    1. forming (i.e. getting to know each other);
    2. storming (initial conflict as individuals compete for leadership positions and to influence the direction taken by the group);
    3. norming (the establishment of shared values);
    4. performing (where the group utilizes its strengths to perform desired activities). Many groups find difficulty in moving beyond the second and third stages. Team-building exercises, to encourage group cohesion, are an attempt to solve such problems. Research has shown that individual contributions to groups differ, and that in some cases they are effective whilst in others they are not. Management writer Meredith Belbin (1926-) has argued that each individual has a preferred team role and a secondary role which he or she adopts if unable to occupy his or her preferred role. These roles are chairman (setting the agenda), shaper (defining the task), plant (generating ideas), monitor/evaluator (evaluating ideas), company worker (organizing the group), resource investigator (seeking out resources), team worker (maintaining group cohesion) and finisher (ensuring deadlines are kept). On the basis of research of this type managers have attempted to influence group performance by selecting appropriate team members.

    Whilst team working is generally thought to be a useful approach to achieving organizational goals, it can have negative effects. The most damaging of these is groupthink, where pressures towards group conformity stifle creativity.
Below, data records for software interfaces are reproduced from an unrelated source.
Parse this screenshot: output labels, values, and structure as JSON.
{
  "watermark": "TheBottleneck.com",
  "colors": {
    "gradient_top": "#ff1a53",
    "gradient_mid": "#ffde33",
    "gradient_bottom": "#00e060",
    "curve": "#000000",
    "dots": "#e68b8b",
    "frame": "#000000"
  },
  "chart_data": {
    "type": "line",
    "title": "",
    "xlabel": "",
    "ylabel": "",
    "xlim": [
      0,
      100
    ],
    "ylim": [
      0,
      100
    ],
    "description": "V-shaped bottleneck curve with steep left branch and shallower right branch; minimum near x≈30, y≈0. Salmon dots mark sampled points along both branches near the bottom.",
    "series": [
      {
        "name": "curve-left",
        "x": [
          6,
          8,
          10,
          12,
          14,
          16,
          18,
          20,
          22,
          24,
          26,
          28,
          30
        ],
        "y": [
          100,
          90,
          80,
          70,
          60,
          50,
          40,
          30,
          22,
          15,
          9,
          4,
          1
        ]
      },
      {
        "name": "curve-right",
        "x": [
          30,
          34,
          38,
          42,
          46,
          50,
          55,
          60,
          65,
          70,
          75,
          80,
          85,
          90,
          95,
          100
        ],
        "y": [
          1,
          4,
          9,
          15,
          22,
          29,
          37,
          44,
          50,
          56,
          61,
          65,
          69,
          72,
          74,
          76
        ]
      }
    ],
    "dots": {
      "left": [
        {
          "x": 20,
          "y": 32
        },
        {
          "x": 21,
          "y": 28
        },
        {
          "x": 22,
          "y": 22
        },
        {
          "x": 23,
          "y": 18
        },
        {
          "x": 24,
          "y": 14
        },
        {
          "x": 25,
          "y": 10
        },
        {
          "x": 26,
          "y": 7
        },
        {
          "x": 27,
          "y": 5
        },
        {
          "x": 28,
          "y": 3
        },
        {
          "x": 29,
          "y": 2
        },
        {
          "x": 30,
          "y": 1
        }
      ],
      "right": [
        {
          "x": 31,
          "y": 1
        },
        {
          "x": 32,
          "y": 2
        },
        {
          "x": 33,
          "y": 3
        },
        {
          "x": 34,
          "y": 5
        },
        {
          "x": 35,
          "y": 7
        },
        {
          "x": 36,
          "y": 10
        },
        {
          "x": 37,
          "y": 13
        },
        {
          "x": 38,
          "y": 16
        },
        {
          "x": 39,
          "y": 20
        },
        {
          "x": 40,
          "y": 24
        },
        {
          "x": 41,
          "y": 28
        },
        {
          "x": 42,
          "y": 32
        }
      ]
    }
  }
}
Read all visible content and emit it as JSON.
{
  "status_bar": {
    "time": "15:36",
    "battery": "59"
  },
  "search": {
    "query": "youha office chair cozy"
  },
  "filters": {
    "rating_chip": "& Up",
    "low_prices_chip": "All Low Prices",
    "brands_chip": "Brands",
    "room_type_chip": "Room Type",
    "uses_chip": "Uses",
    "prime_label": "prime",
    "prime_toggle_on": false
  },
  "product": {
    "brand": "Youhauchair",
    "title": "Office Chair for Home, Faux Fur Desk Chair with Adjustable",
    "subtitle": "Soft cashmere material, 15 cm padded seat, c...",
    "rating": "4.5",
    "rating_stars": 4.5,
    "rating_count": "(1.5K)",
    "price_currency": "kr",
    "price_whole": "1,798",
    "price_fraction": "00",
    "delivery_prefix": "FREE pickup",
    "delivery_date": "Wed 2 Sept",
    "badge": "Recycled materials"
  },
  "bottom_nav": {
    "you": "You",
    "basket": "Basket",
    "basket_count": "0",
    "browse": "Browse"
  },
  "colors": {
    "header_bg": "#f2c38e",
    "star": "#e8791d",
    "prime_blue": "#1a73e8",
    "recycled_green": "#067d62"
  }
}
See TEAM BREIFING.

  2. a collection of interrelated JOINT-STOCK COMPANIES which usually consists of a HOLDING COMPANY and a number of SUBSIDIARY COMPANIES and ASSOCIATED COMPANIES which tends to operate as a single business unit.
References in periodicals archive ?
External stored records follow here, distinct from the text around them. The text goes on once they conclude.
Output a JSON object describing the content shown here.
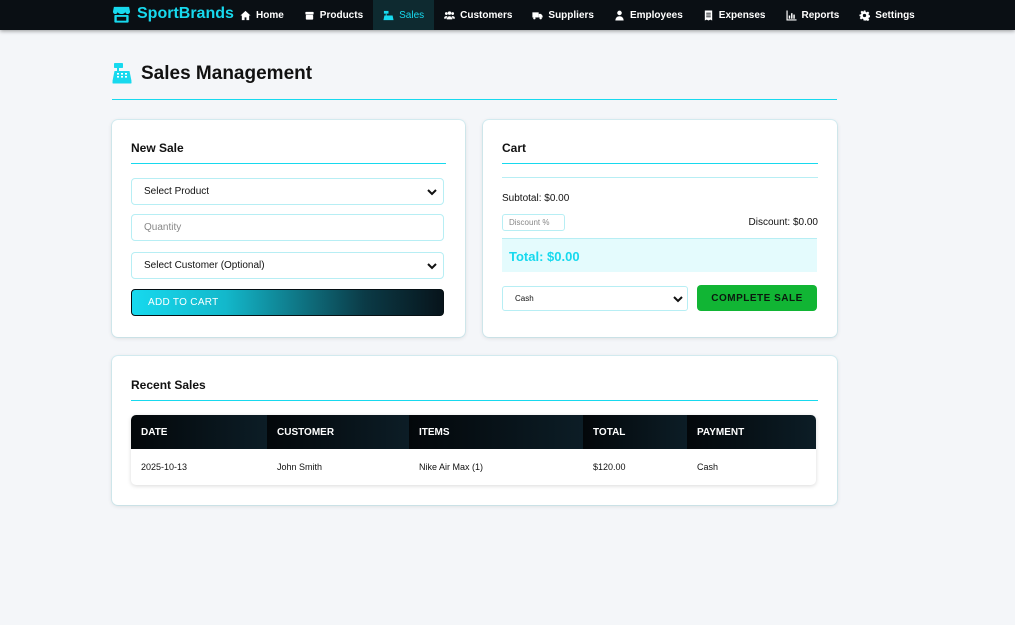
{
  "brand": {
    "name": "SportBrands",
    "logo_icon": "store-icon",
    "accent": "#17d9ee"
  },
  "nav": {
    "items": [
      {
        "label": "Home",
        "icon": "home-icon",
        "active": false
      },
      {
        "label": "Products",
        "icon": "box-icon",
        "active": false
      },
      {
        "label": "Sales",
        "icon": "cash-register-icon",
        "active": true
      },
      {
        "label": "Customers",
        "icon": "users-icon",
        "active": false
      },
      {
        "label": "Suppliers",
        "icon": "truck-icon",
        "active": false
      },
      {
        "label": "Employees",
        "icon": "user-icon",
        "active": false
      },
      {
        "label": "Expenses",
        "icon": "receipt-icon",
        "active": false
      },
      {
        "label": "Reports",
        "icon": "chart-icon",
        "active": false
      },
      {
        "label": "Settings",
        "icon": "gear-icon",
        "active": false
      }
    ]
  },
  "page": {
    "title": "Sales Management",
    "title_icon": "cash-register-icon"
  },
  "new_sale": {
    "title": "New Sale",
    "product_select": "Select Product",
    "quantity_placeholder": "Quantity",
    "customer_select": "Select Customer (Optional)",
    "add_button": "ADD TO CART"
  },
  "cart": {
    "title": "Cart",
    "subtotal": "Subtotal: $0.00",
    "discount_placeholder": "Discount %",
    "discount": "Discount: $0.00",
    "total": "Total: $0.00",
    "payment_method": "Cash",
    "complete_button": "COMPLETE SALE"
  },
  "recent_sales": {
    "title": "Recent Sales",
    "columns": [
      "DATE",
      "CUSTOMER",
      "ITEMS",
      "TOTAL",
      "PAYMENT"
    ],
    "rows": [
      [
        "2025-10-13",
        "John Smith",
        "Nike Air Max (1)",
        "$120.00",
        "Cash"
      ]
    ]
  },
  "colors": {
    "accent": "#17d9ee",
    "success": "#11b534",
    "nav_bg": "#0a0f14",
    "page_bg": "#f4f6f9"
  }
}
Aetna (NYSE: AET) today announced a number of infant safety programs launched in collaboration with the March of Dimes, The Leapfrog Group and others.
Here's a look at how The Leapfrog Group criteria can be integrated into the strategic plan of a hospital or medical center striving to meet the corporations' demands.
Leapfrog Group Partners Advisory Committee members are influential industry stakeholders who work collaboratively with Leapfrog and its Board of Directors to trigger giant leaps forward in patient safety.
For the second consecutive year, Children's Hospital Los Angeles has earned the Top Hospital designation from The Leapfrog Group, which annually recognizes the best hospitals in the nation for providing the safest and highest quality health care services to patients.
The Leapfrog Group is the first national quality organization to evaluate and identify hospitals providing excellent quality and at the same time demonstrating an appropriate use of resources for specific procedures.
On behalf of the millions of Americans for whom many of the nation's largest corporations and public agencies buy health benefits, The Leapfrog Group aims to use its members' collective leverage to initiate breakthrough improvements in the safety, quality, and affordability of health care for Americans.
In a keynote presentation at the national Pay-for Performance Summit in San Francisco, Peter Goldbach, MD, CEO of Med-Vantage, and Leah Binder, CEO of the Leapfrog Group, discussed the interim findings.
The National Healthcare Incentives Institute is co-sponsored by Bridges to Excellence, eHealth Initiative, Harvard Health Policy Review, Health Affairs, HealthTech, HFMA, Integrated Healthcare Association, the Leapfrog Group, TransforMED and many other leading organizations.
SEATTLE -- The Leapfrog Group and Aetna (NYSE: AET) announce the launch of a Leapfrog Hospital Rewards Program(TM) (LHRP) pilot in the Puget Sound and Spokane regions.
P4P programs now rely largely on well-established or co-authored measures from national standard setting organizations such as AQA, NCQA, NQF, the Joint Commission, The Leapfrog Group and others.
We are excited to work with CareScience, as they are an advocate for public reporting and a leader in helping hospitals measure and analyze patient outcomes; as well as a long-time certified JCAHO Core Measure vendor," said Suzanne Delbanco, CEO, The Leapfrog Group.
Rose Medical Center takes that achievement one step further by earning an A year after year," said Leah Binder, president and CEO of The Leapfrog Group.